─── Provided material

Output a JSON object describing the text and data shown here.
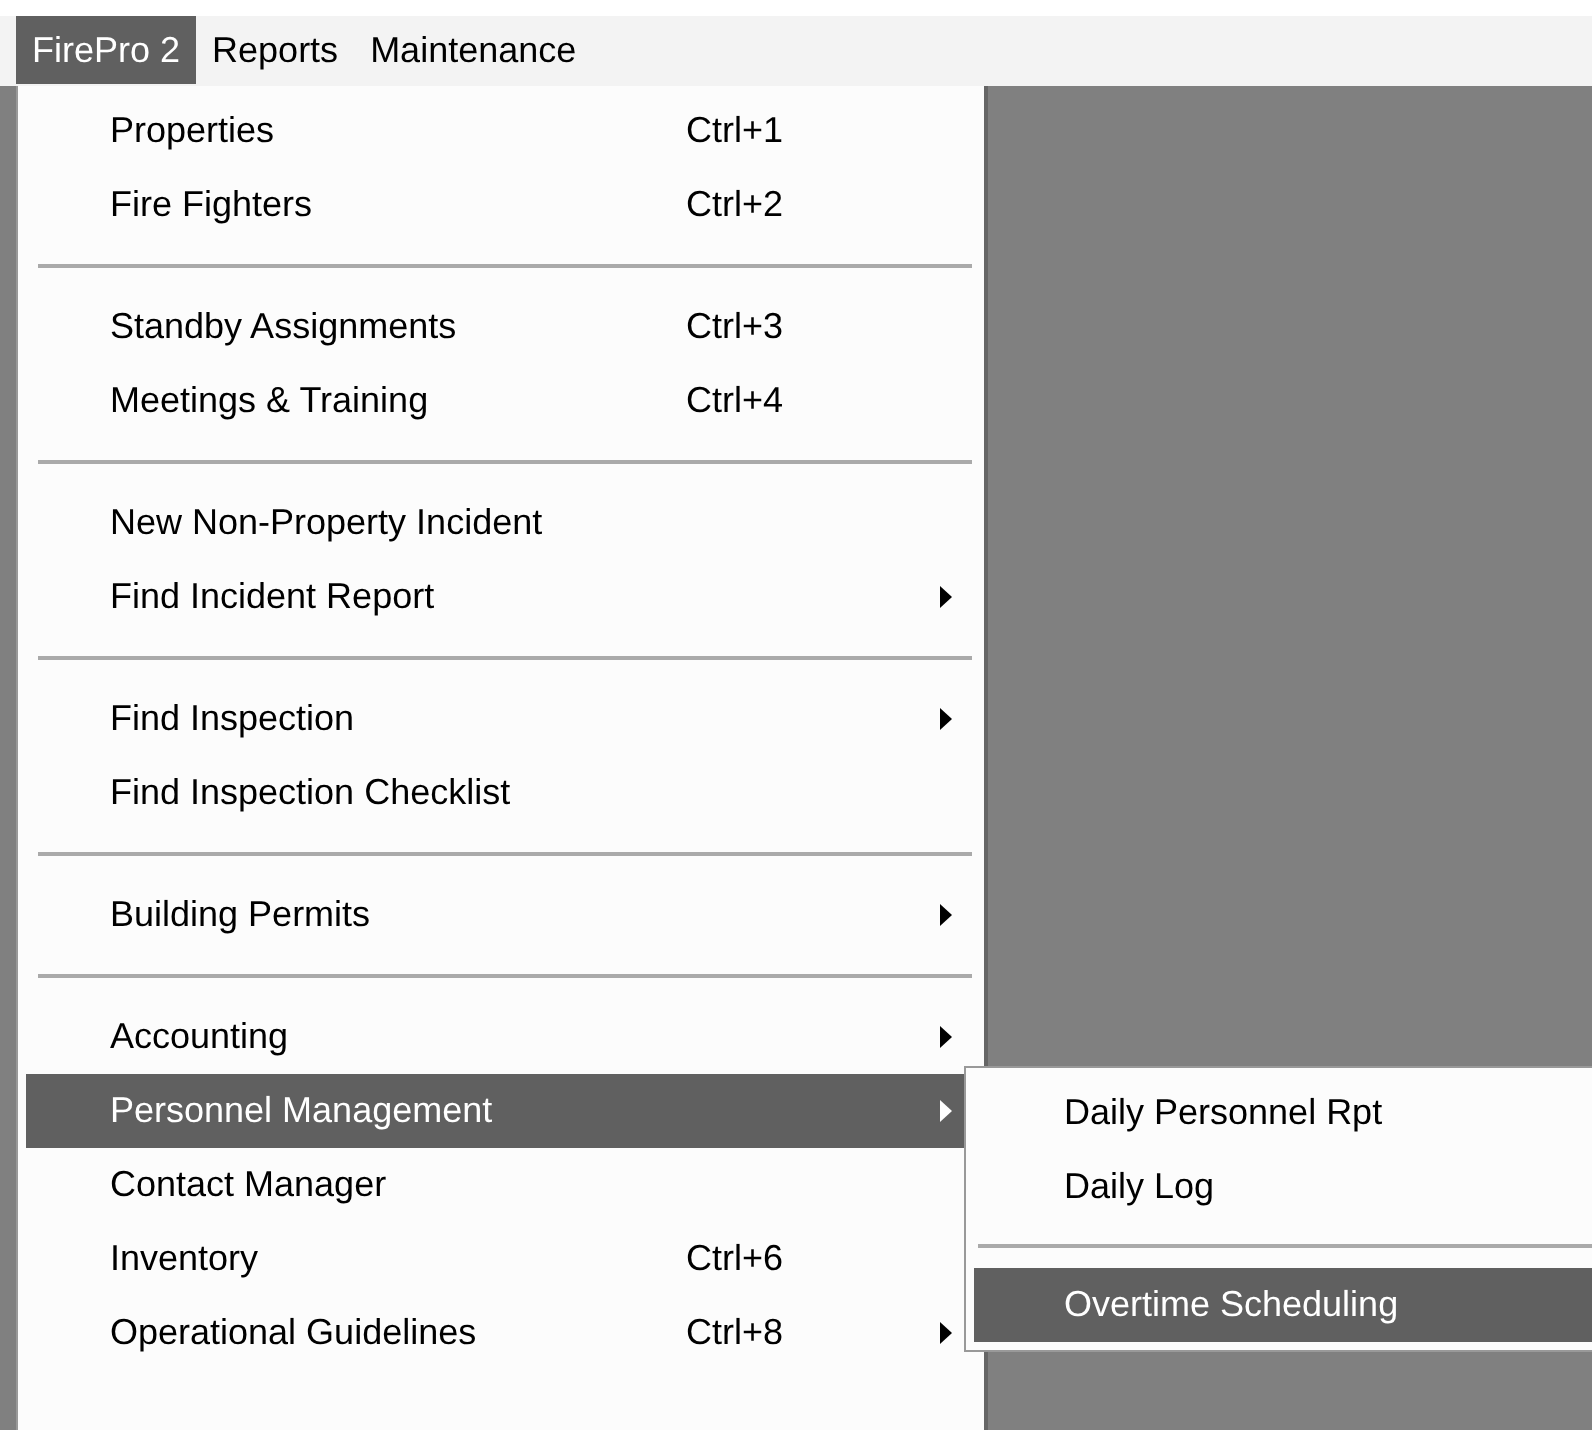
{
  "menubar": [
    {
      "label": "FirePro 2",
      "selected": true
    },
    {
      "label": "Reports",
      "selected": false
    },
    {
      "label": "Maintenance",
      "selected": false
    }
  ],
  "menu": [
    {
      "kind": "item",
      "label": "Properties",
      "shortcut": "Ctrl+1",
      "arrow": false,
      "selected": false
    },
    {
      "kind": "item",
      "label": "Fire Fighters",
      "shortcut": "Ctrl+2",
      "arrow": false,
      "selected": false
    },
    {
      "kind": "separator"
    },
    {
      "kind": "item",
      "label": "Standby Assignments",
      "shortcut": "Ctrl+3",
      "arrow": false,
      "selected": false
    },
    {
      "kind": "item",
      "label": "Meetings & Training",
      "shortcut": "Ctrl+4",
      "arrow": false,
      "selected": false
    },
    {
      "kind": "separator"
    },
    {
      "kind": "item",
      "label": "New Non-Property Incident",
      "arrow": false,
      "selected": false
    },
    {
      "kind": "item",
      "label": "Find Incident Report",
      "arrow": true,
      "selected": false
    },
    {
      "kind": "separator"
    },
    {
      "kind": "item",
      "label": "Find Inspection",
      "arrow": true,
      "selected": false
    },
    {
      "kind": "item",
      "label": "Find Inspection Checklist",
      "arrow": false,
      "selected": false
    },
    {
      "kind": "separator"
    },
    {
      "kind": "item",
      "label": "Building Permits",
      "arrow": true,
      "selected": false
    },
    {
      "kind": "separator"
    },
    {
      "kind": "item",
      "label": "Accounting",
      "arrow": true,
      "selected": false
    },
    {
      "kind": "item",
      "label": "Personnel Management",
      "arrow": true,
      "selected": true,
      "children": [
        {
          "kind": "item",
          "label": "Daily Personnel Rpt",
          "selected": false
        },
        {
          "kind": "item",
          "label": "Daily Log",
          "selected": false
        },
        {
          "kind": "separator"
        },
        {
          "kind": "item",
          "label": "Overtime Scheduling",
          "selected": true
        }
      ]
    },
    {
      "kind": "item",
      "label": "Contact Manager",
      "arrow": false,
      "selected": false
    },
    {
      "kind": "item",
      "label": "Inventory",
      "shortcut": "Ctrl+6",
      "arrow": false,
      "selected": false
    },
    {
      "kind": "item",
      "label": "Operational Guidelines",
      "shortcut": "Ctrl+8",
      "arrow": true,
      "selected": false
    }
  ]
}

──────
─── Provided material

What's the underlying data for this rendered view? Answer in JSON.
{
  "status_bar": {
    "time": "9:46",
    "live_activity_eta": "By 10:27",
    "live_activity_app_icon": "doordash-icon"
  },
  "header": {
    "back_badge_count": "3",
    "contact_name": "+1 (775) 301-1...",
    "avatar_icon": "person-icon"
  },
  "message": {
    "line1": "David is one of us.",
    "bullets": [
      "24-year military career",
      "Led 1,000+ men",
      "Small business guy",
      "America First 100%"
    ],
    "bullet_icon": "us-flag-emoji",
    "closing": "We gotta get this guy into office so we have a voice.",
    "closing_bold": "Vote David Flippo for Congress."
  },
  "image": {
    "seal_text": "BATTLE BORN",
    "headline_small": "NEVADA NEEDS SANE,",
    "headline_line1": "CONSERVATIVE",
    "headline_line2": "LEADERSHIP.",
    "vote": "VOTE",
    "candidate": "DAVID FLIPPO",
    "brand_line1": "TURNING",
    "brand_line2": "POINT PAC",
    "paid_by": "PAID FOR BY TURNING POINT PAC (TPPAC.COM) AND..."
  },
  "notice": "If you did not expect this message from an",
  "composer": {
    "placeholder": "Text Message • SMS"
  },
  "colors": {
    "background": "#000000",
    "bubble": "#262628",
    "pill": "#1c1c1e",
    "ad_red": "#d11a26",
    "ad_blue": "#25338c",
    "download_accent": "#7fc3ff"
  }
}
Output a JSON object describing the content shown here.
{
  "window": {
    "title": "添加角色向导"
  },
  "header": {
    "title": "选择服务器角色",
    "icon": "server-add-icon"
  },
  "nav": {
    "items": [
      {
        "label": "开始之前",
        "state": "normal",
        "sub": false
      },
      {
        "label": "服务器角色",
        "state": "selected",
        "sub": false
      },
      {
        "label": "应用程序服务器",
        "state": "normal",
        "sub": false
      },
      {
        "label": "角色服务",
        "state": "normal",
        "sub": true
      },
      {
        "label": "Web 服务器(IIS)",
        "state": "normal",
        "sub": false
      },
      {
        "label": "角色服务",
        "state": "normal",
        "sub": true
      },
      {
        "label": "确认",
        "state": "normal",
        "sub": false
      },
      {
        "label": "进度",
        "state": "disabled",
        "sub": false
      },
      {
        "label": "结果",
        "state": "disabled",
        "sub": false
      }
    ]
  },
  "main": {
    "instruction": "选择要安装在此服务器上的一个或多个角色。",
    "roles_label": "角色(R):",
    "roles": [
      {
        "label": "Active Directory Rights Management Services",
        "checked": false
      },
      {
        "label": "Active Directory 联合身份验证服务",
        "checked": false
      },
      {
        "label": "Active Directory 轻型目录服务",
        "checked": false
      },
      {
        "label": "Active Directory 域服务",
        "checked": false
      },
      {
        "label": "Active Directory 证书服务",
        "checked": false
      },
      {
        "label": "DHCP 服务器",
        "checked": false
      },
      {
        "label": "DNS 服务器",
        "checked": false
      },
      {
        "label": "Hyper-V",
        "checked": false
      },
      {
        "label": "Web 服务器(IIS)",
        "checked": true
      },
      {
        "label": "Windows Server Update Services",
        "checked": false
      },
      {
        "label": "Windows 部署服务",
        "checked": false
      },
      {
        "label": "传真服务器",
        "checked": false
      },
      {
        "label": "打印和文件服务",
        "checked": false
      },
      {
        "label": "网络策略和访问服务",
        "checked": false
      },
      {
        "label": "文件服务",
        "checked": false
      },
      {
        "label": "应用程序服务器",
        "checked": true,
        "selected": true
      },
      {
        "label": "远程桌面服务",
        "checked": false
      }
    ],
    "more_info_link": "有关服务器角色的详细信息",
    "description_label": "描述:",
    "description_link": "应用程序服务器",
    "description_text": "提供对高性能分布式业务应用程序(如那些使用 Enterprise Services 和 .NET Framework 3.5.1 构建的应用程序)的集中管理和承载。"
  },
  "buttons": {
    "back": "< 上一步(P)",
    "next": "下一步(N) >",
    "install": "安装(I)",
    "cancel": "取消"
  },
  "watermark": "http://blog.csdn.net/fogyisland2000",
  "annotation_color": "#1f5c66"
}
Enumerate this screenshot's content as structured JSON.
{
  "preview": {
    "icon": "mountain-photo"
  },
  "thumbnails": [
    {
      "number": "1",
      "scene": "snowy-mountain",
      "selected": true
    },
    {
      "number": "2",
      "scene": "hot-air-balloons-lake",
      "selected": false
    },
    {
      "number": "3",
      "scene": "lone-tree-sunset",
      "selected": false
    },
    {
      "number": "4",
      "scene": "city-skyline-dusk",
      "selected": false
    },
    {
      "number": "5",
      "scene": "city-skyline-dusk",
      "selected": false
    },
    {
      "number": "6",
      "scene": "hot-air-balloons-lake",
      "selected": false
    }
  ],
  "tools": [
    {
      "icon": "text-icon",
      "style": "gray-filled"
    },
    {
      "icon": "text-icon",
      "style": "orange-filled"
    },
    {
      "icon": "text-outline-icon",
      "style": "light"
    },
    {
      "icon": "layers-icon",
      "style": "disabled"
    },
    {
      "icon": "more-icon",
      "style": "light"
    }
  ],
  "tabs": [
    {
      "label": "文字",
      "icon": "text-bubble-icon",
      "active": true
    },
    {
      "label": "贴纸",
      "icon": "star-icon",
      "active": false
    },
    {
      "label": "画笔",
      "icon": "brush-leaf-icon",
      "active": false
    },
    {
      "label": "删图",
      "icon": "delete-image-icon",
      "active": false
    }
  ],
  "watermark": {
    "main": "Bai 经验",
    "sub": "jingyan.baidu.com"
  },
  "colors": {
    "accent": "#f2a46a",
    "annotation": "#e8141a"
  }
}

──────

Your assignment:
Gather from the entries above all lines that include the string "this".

Written reply:
What's the underlying data for this rendered view? Answer in JSON.
    "closing": "We gotta get this guy into office so we have a voice.",
  "notice": "If you did not expect this message from an",
Enumerate this screenshot's content as structured JSON.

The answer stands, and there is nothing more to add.